Task description:
The entries are to be output once more, word for word.

Data provided:
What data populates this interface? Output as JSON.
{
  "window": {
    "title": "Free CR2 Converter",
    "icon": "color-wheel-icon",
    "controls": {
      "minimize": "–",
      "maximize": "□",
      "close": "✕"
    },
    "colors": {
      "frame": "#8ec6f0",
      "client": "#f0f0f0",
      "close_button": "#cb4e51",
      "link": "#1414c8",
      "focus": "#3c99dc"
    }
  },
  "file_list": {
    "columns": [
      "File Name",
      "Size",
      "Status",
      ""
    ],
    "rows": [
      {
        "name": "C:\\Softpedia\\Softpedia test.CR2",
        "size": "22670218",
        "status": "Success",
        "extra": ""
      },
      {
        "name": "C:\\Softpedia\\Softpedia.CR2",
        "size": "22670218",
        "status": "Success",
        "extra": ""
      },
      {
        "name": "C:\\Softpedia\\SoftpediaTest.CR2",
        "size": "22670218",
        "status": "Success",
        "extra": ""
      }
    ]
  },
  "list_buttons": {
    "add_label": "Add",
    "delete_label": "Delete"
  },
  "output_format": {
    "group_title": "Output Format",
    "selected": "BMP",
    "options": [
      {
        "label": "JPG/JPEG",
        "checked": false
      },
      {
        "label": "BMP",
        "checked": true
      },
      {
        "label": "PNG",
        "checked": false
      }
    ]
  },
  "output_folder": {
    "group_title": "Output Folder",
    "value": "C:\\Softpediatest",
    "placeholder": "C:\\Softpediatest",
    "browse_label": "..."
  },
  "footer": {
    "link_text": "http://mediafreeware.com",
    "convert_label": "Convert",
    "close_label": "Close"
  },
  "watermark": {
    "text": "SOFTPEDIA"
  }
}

Response area:
What data populates this interface? Output as JSON.
{
  "window": {
    "title": "Free CR2 Converter",
    "icon": "color-wheel-icon",
    "controls": {
      "minimize": "–",
      "maximize": "□",
      "close": "✕"
    },
    "colors": {
      "frame": "#8ec6f0",
      "client": "#f0f0f0",
      "close_button": "#cb4e51",
      "link": "#1414c8",
      "focus": "#3c99dc"
    }
  },
  "file_list": {
    "columns": [
      "File Name",
      "Size",
      "Status",
      ""
    ],
    "rows": [
      {
        "name": "C:\\Softpedia\\Softpedia test.CR2",
        "size": "22670218",
        "status": "Success",
        "extra": ""
      },
      {
        "name": "C:\\Softpedia\\Softpedia.CR2",
        "size": "22670218",
        "status": "Success",
        "extra": ""
      },
      {
        "name": "C:\\Softpedia\\SoftpediaTest.CR2",
        "size": "22670218",
        "status": "Success",
        "extra": ""
      }
    ]
  },
  "list_buttons": {
    "add_label": "Add",
    "delete_label": "Delete"
  },
  "output_format": {
    "group_title": "Output Format",
    "selected": "BMP",
    "options": [
      {
        "label": "JPG/JPEG",
        "checked": false
      },
      {
        "label": "BMP",
        "checked": true
      },
      {
        "label": "PNG",
        "checked": false
      }
    ]
  },
  "output_folder": {
    "group_title": "Output Folder",
    "value": "C:\\Softpediatest",
    "placeholder": "C:\\Softpediatest",
    "browse_label": "..."
  },
  "footer": {
    "link_text": "http://mediafreeware.com",
    "convert_label": "Convert",
    "close_label": "Close"
  },
  "watermark": {
    "text": "SOFTPEDIA"
  }
}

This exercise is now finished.